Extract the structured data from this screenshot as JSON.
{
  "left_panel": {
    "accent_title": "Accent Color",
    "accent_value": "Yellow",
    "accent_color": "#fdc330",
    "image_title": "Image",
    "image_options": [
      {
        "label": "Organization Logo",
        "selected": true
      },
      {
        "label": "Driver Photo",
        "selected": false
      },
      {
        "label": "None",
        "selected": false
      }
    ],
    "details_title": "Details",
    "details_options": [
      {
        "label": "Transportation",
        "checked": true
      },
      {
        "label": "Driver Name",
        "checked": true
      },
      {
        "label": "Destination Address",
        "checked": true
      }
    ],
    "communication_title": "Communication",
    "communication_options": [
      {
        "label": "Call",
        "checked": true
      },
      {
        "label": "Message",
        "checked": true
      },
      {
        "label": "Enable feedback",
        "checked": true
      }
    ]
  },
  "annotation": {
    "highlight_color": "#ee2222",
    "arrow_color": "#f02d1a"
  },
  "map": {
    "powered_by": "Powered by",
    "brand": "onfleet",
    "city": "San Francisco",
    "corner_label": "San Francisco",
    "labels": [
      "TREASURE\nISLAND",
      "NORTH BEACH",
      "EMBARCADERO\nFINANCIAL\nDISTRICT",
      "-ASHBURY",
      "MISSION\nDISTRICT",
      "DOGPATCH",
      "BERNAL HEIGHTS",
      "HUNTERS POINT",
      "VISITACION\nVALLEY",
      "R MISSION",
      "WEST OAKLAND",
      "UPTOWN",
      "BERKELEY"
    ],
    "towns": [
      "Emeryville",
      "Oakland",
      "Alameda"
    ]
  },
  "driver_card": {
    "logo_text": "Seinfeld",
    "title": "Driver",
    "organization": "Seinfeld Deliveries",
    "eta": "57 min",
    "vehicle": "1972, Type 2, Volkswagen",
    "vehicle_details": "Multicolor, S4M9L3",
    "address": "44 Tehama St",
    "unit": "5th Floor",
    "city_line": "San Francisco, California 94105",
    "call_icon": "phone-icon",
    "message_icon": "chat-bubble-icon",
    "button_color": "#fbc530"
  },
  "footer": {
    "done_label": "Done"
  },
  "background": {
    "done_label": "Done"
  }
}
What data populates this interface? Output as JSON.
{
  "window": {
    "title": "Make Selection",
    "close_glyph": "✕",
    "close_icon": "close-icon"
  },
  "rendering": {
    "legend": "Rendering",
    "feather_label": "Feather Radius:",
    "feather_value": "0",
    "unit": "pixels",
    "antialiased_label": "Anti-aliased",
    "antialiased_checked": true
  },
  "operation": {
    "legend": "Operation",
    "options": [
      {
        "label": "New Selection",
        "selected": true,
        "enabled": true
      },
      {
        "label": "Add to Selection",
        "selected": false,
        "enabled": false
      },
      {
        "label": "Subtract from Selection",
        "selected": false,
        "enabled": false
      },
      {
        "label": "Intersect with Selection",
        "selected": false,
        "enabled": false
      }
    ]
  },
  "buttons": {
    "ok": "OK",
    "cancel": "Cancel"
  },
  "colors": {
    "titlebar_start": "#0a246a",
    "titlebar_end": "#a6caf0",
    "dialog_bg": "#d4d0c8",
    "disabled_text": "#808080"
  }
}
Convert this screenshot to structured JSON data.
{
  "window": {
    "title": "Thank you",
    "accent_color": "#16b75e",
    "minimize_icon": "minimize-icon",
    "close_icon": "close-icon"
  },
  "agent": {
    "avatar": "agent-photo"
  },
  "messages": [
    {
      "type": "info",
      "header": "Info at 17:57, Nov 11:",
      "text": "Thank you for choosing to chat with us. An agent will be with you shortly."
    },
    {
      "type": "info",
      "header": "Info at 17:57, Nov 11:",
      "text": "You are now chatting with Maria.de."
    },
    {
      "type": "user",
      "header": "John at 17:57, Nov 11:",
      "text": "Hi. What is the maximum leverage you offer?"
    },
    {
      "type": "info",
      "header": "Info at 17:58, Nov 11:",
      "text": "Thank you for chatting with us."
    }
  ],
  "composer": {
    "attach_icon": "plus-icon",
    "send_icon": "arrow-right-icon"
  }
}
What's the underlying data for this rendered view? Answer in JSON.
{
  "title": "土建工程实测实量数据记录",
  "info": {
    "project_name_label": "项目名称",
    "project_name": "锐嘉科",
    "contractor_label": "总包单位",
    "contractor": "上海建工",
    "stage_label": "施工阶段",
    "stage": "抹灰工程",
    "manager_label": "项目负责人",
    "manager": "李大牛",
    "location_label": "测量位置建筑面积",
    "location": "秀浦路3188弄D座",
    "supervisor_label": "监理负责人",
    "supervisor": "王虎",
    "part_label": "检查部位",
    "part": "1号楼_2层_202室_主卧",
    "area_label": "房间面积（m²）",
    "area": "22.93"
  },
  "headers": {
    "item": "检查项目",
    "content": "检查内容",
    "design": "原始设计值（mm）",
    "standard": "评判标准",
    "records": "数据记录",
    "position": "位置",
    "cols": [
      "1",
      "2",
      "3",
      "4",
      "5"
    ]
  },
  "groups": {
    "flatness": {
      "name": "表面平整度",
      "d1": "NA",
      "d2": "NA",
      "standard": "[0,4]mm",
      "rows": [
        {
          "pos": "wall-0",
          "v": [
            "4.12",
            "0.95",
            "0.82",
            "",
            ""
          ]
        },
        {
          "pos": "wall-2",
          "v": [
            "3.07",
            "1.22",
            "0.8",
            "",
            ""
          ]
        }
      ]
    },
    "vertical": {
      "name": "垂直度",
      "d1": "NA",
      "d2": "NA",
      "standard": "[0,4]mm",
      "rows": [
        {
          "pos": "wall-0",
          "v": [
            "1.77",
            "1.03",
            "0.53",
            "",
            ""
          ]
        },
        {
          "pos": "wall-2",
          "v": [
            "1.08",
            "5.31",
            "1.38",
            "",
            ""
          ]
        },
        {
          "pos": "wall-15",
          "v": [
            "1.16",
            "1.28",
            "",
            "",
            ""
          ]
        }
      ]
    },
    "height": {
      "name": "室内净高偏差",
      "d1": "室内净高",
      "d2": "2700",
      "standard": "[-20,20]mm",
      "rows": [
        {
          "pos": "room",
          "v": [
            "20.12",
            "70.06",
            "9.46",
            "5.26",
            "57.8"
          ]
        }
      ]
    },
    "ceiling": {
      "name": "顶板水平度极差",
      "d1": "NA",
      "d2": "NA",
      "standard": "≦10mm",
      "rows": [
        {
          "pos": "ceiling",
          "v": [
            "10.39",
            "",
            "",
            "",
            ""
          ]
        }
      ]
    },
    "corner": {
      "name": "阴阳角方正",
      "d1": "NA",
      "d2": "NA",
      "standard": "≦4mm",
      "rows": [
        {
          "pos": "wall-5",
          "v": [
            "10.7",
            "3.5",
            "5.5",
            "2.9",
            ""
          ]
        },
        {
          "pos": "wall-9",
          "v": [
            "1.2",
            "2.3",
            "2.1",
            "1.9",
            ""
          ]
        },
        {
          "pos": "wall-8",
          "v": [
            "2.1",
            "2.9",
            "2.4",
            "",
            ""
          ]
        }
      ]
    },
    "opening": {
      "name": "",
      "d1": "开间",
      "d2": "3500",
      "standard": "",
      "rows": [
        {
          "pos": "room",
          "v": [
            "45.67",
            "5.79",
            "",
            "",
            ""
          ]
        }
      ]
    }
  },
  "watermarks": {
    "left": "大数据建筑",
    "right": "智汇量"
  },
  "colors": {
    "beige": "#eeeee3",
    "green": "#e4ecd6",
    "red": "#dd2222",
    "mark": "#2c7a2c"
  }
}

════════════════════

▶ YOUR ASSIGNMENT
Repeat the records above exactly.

▶ SOLUTION TO THE PROBLEM
Extract the structured data from this screenshot as JSON.
{
  "left_panel": {
    "accent_title": "Accent Color",
    "accent_value": "Yellow",
    "accent_color": "#fdc330",
    "image_title": "Image",
    "image_options": [
      {
        "label": "Organization Logo",
        "selected": true
      },
      {
        "label": "Driver Photo",
        "selected": false
      },
      {
        "label": "None",
        "selected": false
      }
    ],
    "details_title": "Details",
    "details_options": [
      {
        "label": "Transportation",
        "checked": true
      },
      {
        "label": "Driver Name",
        "checked": true
      },
      {
        "label": "Destination Address",
        "checked": true
      }
    ],
    "communication_title": "Communication",
    "communication_options": [
      {
        "label": "Call",
        "checked": true
      },
      {
        "label": "Message",
        "checked": true
      },
      {
        "label": "Enable feedback",
        "checked": true
      }
    ]
  },
  "annotation": {
    "highlight_color": "#ee2222",
    "arrow_color": "#f02d1a"
  },
  "map": {
    "powered_by": "Powered by",
    "brand": "onfleet",
    "city": "San Francisco",
    "corner_label": "San Francisco",
    "labels": [
      "TREASURE\nISLAND",
      "NORTH BEACH",
      "EMBARCADERO\nFINANCIAL\nDISTRICT",
      "-ASHBURY",
      "MISSION\nDISTRICT",
      "DOGPATCH",
      "BERNAL HEIGHTS",
      "HUNTERS POINT",
      "VISITACION\nVALLEY",
      "R MISSION",
      "WEST OAKLAND",
      "UPTOWN",
      "BERKELEY"
    ],
    "towns": [
      "Emeryville",
      "Oakland",
      "Alameda"
    ]
  },
  "driver_card": {
    "logo_text": "Seinfeld",
    "title": "Driver",
    "organization": "Seinfeld Deliveries",
    "eta": "57 min",
    "vehicle": "1972, Type 2, Volkswagen",
    "vehicle_details": "Multicolor, S4M9L3",
    "address": "44 Tehama St",
    "unit": "5th Floor",
    "city_line": "San Francisco, California 94105",
    "call_icon": "phone-icon",
    "message_icon": "chat-bubble-icon",
    "button_color": "#fbc530"
  },
  "footer": {
    "done_label": "Done"
  },
  "background": {
    "done_label": "Done"
  }
}
What data populates this interface? Output as JSON.
{
  "window": {
    "title": "Make Selection",
    "close_glyph": "✕",
    "close_icon": "close-icon"
  },
  "rendering": {
    "legend": "Rendering",
    "feather_label": "Feather Radius:",
    "feather_value": "0",
    "unit": "pixels",
    "antialiased_label": "Anti-aliased",
    "antialiased_checked": true
  },
  "operation": {
    "legend": "Operation",
    "options": [
      {
        "label": "New Selection",
        "selected": true,
        "enabled": true
      },
      {
        "label": "Add to Selection",
        "selected": false,
        "enabled": false
      },
      {
        "label": "Subtract from Selection",
        "selected": false,
        "enabled": false
      },
      {
        "label": "Intersect with Selection",
        "selected": false,
        "enabled": false
      }
    ]
  },
  "buttons": {
    "ok": "OK",
    "cancel": "Cancel"
  },
  "colors": {
    "titlebar_start": "#0a246a",
    "titlebar_end": "#a6caf0",
    "dialog_bg": "#d4d0c8",
    "disabled_text": "#808080"
  }
}
Convert this screenshot to structured JSON data.
{
  "window": {
    "title": "Thank you",
    "accent_color": "#16b75e",
    "minimize_icon": "minimize-icon",
    "close_icon": "close-icon"
  },
  "agent": {
    "avatar": "agent-photo"
  },
  "messages": [
    {
      "type": "info",
      "header": "Info at 17:57, Nov 11:",
      "text": "Thank you for choosing to chat with us. An agent will be with you shortly."
    },
    {
      "type": "info",
      "header": "Info at 17:57, Nov 11:",
      "text": "You are now chatting with Maria.de."
    },
    {
      "type": "user",
      "header": "John at 17:57, Nov 11:",
      "text": "Hi. What is the maximum leverage you offer?"
    },
    {
      "type": "info",
      "header": "Info at 17:58, Nov 11:",
      "text": "Thank you for chatting with us."
    }
  ],
  "composer": {
    "attach_icon": "plus-icon",
    "send_icon": "arrow-right-icon"
  }
}
What's the underlying data for this rendered view? Answer in JSON.
{
  "title": "土建工程实测实量数据记录",
  "info": {
    "project_name_label": "项目名称",
    "project_name": "锐嘉科",
    "contractor_label": "总包单位",
    "contractor": "上海建工",
    "stage_label": "施工阶段",
    "stage": "抹灰工程",
    "manager_label": "项目负责人",
    "manager": "李大牛",
    "location_label": "测量位置建筑面积",
    "location": "秀浦路3188弄D座",
    "supervisor_label": "监理负责人",
    "supervisor": "王虎",
    "part_label": "检查部位",
    "part": "1号楼_2层_202室_主卧",
    "area_label": "房间面积（m²）",
    "area": "22.93"
  },
  "headers": {
    "item": "检查项目",
    "content": "检查内容",
    "design": "原始设计值（mm）",
    "standard": "评判标准",
    "records": "数据记录",
    "position": "位置",
    "cols": [
      "1",
      "2",
      "3",
      "4",
      "5"
    ]
  },
  "groups": {
    "flatness": {
      "name": "表面平整度",
      "d1": "NA",
      "d2": "NA",
      "standard": "[0,4]mm",
      "rows": [
        {
          "pos": "wall-0",
          "v": [
            "4.12",
            "0.95",
            "0.82",
            "",
            ""
          ]
        },
        {
          "pos": "wall-2",
          "v": [
            "3.07",
            "1.22",
            "0.8",
            "",
            ""
          ]
        }
      ]
    },
    "vertical": {
      "name": "垂直度",
      "d1": "NA",
      "d2": "NA",
      "standard": "[0,4]mm",
      "rows": [
        {
          "pos": "wall-0",
          "v": [
            "1.77",
            "1.03",
            "0.53",
            "",
            ""
          ]
        },
        {
          "pos": "wall-2",
          "v": [
            "1.08",
            "5.31",
            "1.38",
            "",
            ""
          ]
        },
        {
          "pos": "wall-15",
          "v": [
            "1.16",
            "1.28",
            "",
            "",
            ""
          ]
        }
      ]
    },
    "height": {
      "name": "室内净高偏差",
      "d1": "室内净高",
      "d2": "2700",
      "standard": "[-20,20]mm",
      "rows": [
        {
          "pos": "room",
          "v": [
            "20.12",
            "70.06",
            "9.46",
            "5.26",
            "57.8"
          ]
        }
      ]
    },
    "ceiling": {
      "name": "顶板水平度极差",
      "d1": "NA",
      "d2": "NA",
      "standard": "≦10mm",
      "rows": [
        {
          "pos": "ceiling",
          "v": [
            "10.39",
            "",
            "",
            "",
            ""
          ]
        }
      ]
    },
    "corner": {
      "name": "阴阳角方正",
      "d1": "NA",
      "d2": "NA",
      "standard": "≦4mm",
      "rows": [
        {
          "pos": "wall-5",
          "v": [
            "10.7",
            "3.5",
            "5.5",
            "2.9",
            ""
          ]
        },
        {
          "pos": "wall-9",
          "v": [
            "1.2",
            "2.3",
            "2.1",
            "1.9",
            ""
          ]
        },
        {
          "pos": "wall-8",
          "v": [
            "2.1",
            "2.9",
            "2.4",
            "",
            ""
          ]
        }
      ]
    },
    "opening": {
      "name": "",
      "d1": "开间",
      "d2": "3500",
      "standard": "",
      "rows": [
        {
          "pos": "room",
          "v": [
            "45.67",
            "5.79",
            "",
            "",
            ""
          ]
        }
      ]
    }
  },
  "watermarks": {
    "left": "大数据建筑",
    "right": "智汇量"
  },
  "colors": {
    "beige": "#eeeee3",
    "green": "#e4ecd6",
    "red": "#dd2222",
    "mark": "#2c7a2c"
  }
}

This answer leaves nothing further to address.